By contrast, China’s relationship with African countries is basically transactional. It is on record that countries in Asia, Europe and Latin America have grievance over China’s trade practices and doubts have been raised about the massive Chinese economic and infrastructure campaign, leading to the cancellation or the downsizing of some major projects. The One Belt One Road (OBOR) is an economic diplomacy built on loans for infrastructural development. Africa, in trying to get loans from China, needs to learn a little from China’s benevolence to Sri Lanka, a country that easily provides a study in how to make a new colony. Sri Lanka’s ordeals in China’s hands on account of the former’s indebtedness to the latter are a sad reminder of the risks Africa runs in the unfolding regional relationship with China. They are also reasons for caution against the traditional give-away policies to attract foreign investments, done in forms of tax holidays, and other incentives that turn out to be perverse and self-defeating. In IMF’s reckoning, African countries face a dilemma: they need major financing to build their infrastructure and productive capacity, but their inadequate production and export bases limit the amount of external financing they can handle.
Sri Lanka has signed agreements with China that swap loans for equity, transforming China into an owner to major infrastructure projects like Sri Lanka’s major port— and a key outpost in the Indian Ocean for Beijing. Forbes, in June, noted rather assertively that “China is turning Sri Lanka into a modern day “semi-colony,” the same way Great Britain and Portugal turned south China into their own semi-colonies back in the mid of 19th century. Sri Lanka didn’t lose a war to China. It never ceded any of its territory officially to China. But it handed over economic control of its deep sea Hambantota port to China Merchants Port Holdings (CM Port).”
Mahinda Rajapaksa, who was in power from 2010 till 2015, reportedly opened the door to Chinese lenders that pumped in $4.8 billion worth of loans into building the Hambantota port, a new airport, a coal-fired power plant and highways. By 2016, China had extended $6 billion in loans to Sri Lanka.
Subtle approaches to ownership of key and strategic assets are at work.

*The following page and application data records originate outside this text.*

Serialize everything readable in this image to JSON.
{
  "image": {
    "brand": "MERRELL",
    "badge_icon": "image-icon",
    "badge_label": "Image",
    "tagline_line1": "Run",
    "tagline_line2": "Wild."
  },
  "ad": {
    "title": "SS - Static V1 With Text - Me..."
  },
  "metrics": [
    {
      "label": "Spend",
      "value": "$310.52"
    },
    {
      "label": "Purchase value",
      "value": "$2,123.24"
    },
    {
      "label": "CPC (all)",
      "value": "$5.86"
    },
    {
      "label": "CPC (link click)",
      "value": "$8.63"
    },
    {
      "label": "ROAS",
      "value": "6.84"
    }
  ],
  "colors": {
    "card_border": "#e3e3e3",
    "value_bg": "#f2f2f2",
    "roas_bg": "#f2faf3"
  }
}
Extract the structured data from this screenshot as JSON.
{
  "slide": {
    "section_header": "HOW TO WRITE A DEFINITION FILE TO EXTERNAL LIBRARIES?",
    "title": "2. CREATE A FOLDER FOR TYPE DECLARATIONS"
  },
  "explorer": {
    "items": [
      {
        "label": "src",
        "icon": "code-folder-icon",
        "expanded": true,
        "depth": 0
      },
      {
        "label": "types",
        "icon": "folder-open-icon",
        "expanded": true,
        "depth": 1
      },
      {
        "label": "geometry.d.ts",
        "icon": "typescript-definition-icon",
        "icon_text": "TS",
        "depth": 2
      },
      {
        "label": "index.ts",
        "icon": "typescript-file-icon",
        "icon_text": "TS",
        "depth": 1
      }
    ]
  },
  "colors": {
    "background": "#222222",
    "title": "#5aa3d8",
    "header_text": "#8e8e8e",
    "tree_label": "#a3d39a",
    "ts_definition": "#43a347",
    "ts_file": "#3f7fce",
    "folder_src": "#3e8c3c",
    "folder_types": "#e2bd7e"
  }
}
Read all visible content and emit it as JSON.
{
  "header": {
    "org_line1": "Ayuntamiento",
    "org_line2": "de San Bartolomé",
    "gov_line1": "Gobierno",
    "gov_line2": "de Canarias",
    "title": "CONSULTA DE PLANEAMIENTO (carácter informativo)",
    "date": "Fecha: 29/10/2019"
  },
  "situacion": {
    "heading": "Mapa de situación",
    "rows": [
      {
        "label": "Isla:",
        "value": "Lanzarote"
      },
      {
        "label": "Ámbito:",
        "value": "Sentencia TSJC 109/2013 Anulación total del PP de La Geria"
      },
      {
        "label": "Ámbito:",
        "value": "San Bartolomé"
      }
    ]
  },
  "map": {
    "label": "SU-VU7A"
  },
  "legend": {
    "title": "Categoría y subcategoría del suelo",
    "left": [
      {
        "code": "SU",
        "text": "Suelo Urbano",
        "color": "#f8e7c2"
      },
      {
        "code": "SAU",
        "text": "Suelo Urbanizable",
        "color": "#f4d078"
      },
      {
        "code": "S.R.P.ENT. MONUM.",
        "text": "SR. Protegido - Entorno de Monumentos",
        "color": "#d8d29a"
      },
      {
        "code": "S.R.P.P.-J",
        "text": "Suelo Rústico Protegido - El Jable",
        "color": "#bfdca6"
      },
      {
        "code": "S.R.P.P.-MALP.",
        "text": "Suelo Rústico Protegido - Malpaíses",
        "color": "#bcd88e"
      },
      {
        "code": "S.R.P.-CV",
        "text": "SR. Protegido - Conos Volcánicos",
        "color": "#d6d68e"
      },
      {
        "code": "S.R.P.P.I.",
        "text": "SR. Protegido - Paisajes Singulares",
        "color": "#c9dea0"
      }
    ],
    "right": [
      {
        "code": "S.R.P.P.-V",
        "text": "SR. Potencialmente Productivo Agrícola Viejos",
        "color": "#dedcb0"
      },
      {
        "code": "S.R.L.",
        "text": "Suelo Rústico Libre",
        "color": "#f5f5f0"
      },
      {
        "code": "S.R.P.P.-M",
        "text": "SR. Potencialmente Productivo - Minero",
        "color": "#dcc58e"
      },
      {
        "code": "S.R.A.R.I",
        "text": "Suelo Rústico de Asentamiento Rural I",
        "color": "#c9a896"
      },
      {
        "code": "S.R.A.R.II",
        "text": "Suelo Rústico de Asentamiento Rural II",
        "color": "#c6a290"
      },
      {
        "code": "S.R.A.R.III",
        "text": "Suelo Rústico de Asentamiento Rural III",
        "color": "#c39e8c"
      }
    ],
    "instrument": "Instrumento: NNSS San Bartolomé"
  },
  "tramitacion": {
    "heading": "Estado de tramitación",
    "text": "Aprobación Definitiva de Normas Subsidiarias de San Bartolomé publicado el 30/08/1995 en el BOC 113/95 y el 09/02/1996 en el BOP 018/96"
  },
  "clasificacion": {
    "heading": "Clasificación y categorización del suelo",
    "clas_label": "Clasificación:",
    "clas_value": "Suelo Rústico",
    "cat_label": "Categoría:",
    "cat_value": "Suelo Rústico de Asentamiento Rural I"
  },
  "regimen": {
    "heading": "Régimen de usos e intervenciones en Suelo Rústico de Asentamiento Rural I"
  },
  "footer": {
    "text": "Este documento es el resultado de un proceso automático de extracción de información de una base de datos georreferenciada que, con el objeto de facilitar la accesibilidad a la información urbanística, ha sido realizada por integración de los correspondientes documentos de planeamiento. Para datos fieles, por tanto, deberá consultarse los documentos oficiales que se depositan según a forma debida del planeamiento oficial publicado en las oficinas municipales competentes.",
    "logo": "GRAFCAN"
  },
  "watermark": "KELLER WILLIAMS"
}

Last year, $1.1 billion in debt was written off by China in exchange for a long-term lease on the deep-water port of Hambantota, built by a Chinese company and funded by Chinese loans worth $1.5 billion, the lease to which is held by a state-owned Chinese company. Debts are turning into equity and finally ownership for Chinese firms that will not only adversely impact Sri Lankan economy.
The New York Times, in its June 25, 2018 edition, jocularly and wryly opened a write-up with the following statements: “Every time Sri Lanka’s president, Mahinda Rajapaksa, turned to his Chinese allies for loans and assistance with an ambitious port project, the answer was yes. Yes, though feasibility studies said the port wouldn’t work. Yes, though other frequent lenders like India had refused.
Yes, though Sri Lanka’s debt was ballooning rapidly under Mr. Rajapaksa.” It added that the case is one of the most vivid examples of China’s ambitious use of loans and aid to gain influence around the world — and of its willingness to play hardball to collect.